- March 1 issue of the journal Clinical Cancer Research
 

AACR

 
Subscribe to Anti-Inflammatory Newsletter
E-mail Address:

 

Contributing to the studies, along with Dannenberg, were Kotha Subbaramaiah, Baoheng Du and Mindy Chang from Weill Medical College of Cornell University, New York, N.Y.; Manish Patel, Carlos Cardon-Cardo, and Howard Thaler, Memorial Sloan-Kettering Cancer Center, New York, N.Y.; and Peiying Yang and Robert Newman, UT M.D. Anderson Cancer Center, Houston, Texas. This research was supported by funding from the National Cancer Institute.

Founded in 1907, the American Association for Cancer Research is a professional society of more than 24,000 laboratory, translational, and clinical scientists engaged in all areas of cancer research in the United States and in more than 60 other countries. AACR's mission is to accelerate the prevention and cure of cancer through research, education, communication, and advocacy.

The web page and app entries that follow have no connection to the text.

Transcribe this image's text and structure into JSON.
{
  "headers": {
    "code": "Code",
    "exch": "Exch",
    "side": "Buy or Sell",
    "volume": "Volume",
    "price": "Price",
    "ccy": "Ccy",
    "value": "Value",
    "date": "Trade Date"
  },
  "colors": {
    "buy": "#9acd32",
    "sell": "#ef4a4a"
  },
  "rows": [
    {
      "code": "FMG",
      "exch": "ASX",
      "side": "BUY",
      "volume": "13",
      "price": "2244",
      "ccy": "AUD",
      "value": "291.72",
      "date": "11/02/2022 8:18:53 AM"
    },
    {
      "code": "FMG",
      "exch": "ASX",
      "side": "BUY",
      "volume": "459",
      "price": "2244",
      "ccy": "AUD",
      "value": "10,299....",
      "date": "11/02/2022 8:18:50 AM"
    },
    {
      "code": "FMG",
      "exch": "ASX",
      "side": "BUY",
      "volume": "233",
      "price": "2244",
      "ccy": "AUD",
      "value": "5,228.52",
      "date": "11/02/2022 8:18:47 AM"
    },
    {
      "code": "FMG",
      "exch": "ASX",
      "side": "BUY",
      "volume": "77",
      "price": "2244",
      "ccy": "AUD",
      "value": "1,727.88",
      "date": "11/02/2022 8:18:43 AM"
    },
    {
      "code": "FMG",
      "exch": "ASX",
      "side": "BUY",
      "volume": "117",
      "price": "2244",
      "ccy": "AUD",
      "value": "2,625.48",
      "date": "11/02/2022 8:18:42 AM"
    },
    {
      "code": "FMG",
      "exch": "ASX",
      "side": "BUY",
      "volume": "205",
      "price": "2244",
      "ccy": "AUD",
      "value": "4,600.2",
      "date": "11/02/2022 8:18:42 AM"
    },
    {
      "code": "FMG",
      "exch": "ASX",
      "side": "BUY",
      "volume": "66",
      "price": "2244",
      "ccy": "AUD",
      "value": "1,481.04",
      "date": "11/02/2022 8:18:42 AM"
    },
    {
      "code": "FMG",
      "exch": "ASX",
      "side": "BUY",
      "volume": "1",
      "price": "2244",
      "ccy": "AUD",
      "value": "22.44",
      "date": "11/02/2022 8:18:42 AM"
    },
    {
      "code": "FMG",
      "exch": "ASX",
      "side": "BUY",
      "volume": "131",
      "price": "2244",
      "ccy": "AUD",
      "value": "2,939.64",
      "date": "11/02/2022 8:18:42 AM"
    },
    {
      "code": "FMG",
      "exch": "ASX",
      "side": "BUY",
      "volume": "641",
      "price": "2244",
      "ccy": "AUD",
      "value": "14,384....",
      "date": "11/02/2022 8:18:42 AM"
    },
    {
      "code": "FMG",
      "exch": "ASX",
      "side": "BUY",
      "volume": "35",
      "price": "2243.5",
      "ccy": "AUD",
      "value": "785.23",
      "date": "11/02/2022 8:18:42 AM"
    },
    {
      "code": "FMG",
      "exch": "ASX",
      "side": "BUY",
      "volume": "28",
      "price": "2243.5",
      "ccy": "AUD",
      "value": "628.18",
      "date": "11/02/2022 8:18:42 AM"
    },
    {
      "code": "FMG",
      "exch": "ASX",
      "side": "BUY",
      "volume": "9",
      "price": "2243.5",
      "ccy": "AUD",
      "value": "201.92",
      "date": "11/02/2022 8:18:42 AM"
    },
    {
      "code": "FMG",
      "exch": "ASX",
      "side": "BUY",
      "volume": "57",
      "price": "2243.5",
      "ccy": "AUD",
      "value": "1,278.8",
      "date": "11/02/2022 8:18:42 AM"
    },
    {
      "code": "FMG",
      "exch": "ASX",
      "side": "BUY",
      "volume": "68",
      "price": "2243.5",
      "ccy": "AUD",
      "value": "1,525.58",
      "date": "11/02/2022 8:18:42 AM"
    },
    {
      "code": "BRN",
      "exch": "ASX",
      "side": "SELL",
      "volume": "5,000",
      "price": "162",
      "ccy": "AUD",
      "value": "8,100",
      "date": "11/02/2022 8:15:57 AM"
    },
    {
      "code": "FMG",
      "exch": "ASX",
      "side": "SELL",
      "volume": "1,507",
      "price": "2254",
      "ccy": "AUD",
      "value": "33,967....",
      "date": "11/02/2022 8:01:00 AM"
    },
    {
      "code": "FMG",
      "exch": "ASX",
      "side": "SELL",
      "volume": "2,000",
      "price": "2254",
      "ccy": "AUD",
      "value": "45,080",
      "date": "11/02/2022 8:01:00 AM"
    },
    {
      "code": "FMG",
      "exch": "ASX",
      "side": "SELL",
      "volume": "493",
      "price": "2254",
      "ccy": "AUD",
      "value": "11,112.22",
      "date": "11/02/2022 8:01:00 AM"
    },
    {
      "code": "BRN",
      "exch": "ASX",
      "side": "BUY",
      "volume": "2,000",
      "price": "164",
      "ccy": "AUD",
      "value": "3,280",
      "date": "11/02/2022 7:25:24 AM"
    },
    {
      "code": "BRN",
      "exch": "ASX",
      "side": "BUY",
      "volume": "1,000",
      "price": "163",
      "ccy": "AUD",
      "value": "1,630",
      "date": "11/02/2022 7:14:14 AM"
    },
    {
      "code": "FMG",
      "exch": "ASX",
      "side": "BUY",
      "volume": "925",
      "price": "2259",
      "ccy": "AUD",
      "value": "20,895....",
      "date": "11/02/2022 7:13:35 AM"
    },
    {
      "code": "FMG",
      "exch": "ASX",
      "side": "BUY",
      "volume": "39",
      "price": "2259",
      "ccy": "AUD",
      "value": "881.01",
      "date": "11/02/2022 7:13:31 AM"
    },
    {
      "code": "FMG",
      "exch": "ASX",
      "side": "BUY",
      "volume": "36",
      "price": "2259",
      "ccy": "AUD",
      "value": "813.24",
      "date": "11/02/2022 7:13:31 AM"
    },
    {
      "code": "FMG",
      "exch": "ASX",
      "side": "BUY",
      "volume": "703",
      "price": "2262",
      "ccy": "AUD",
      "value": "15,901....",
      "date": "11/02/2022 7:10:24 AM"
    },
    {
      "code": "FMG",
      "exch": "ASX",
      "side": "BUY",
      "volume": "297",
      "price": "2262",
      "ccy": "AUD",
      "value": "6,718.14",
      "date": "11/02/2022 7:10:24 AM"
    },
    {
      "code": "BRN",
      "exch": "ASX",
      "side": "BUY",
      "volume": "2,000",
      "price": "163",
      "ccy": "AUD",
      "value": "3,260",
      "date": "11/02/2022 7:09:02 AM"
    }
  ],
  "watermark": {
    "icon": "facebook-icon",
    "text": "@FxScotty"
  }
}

Its principal activities include the publication of five major peer-reviewed scientific journals: Cancer Research; Clinical Cancer Research; Molecular Cancer Therapeutics; Molecular Cancer Research; and Cancer Epidemiology, Biomarkers & Prevention. AACR's Annual Meeting attracts more than 15,000 participants who share new and significant discoveries in the cancer field. Specialty meetings, held throughout the year, focus on the latest developments in all areas of cancer research.


Related Anti-Inflammatory News

Cyclin-dependent kinase inhibitors: The latest anti-inflammatory
Ibuprofen - worsening cognitive function
COX 2 inhibitors associated with increased risk of vascular events
Therapeutic prospects beyond COX -2 inhibitors
Ceramide Kinase (CERK) may be a target for new anti-inflammatory drugs
No evidence for greater stomach protection by Cox-2 Inhibitors
European Medicines Agency update on non-selective NSAIDs
NSAIDS and Cox 2 inhibitors increase risk of MI - Study
Eszopiclone Cost Effective in Long-Term Treatment of Insomnia
FDA asks Pfizer to withdraw Bextra and add boxed warning to Celebrex


For any corrections of factual information, to contact the editors or to send any medical news or health news press releases, use feedback form

Top of Page

 

© Copyright 2004 onwards by RxPG Medical Solutions Private Limited
Contact Us